__ASSIGNED TASK__
Could you find every line in the entries below that holds the word "name" and copy it?

*** SOURCE DATA Section Begins ***

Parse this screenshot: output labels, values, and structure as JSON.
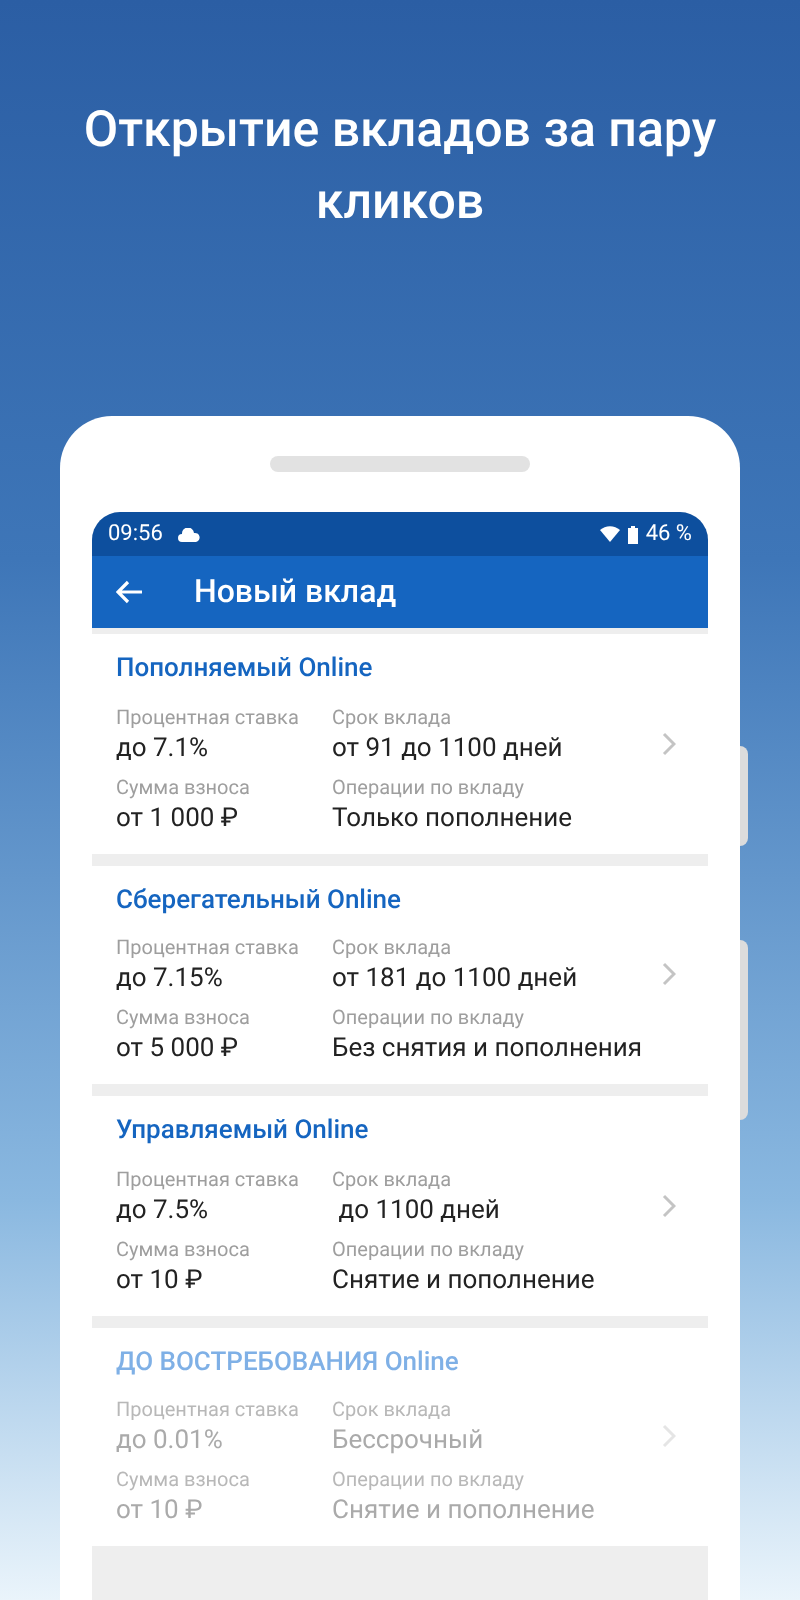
{
  "headline": "Открытие вкладов за пару кликов",
  "status_bar": {
    "time": "09:56",
    "battery": "46 %"
  },
  "app_bar": {
    "title": "Новый вклад"
  },
  "deposits": [
    {
      "name": "Пополняемый Online",
      "disabled": false,
      "rate_label": "Процентная ставка",
      "rate": "до 7.1%",
      "term_label": "Срок вклада",
      "term": "от 91 до 1100 дней",
      "amount_label": "Сумма взноса",
      "amount": "от 1 000 ₽",
      "ops_label": "Операции по вкладу",
      "ops": "Только пополнение"
    },
    {
      "name": "Сберегательный Online",
      "disabled": false,
      "rate_label": "Процентная ставка",
      "rate": "до 7.15%",
      "term_label": "Срок вклада",
      "term": "от 181 до 1100 дней",
      "amount_label": "Сумма взноса",
      "amount": "от 5 000 ₽",
      "ops_label": "Операции по вкладу",
      "ops": "Без снятия и пополнения"
    },
    {
      "name": "Управляемый Online",
      "disabled": false,
      "rate_label": "Процентная ставка",
      "rate": "до 7.5%",
      "term_label": "Срок вклада",
      "term": " до 1100 дней",
      "amount_label": "Сумма взноса",
      "amount": "от 10 ₽",
      "ops_label": "Операции по вкладу",
      "ops": "Снятие и пополнение"
    },
    {
      "name": "ДО ВОСТРЕБОВАНИЯ Online",
      "disabled": true,
      "rate_label": "Процентная ставка",
      "rate": "до 0.01%",
      "term_label": "Срок вклада",
      "term": "Бессрочный",
      "amount_label": "Сумма взноса",
      "amount": "от 10 ₽",
      "ops_label": "Операции по вкладу",
      "ops": "Снятие и пополнение"
    }
  ]
}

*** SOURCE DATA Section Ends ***

__EXPECTED ANSWER__
      "name": "Пополняемый Online",
      "name": "Сберегательный Online",
      "name": "Управляемый Online",
      "name": "ДО ВОСТРЕБОВАНИЯ Online",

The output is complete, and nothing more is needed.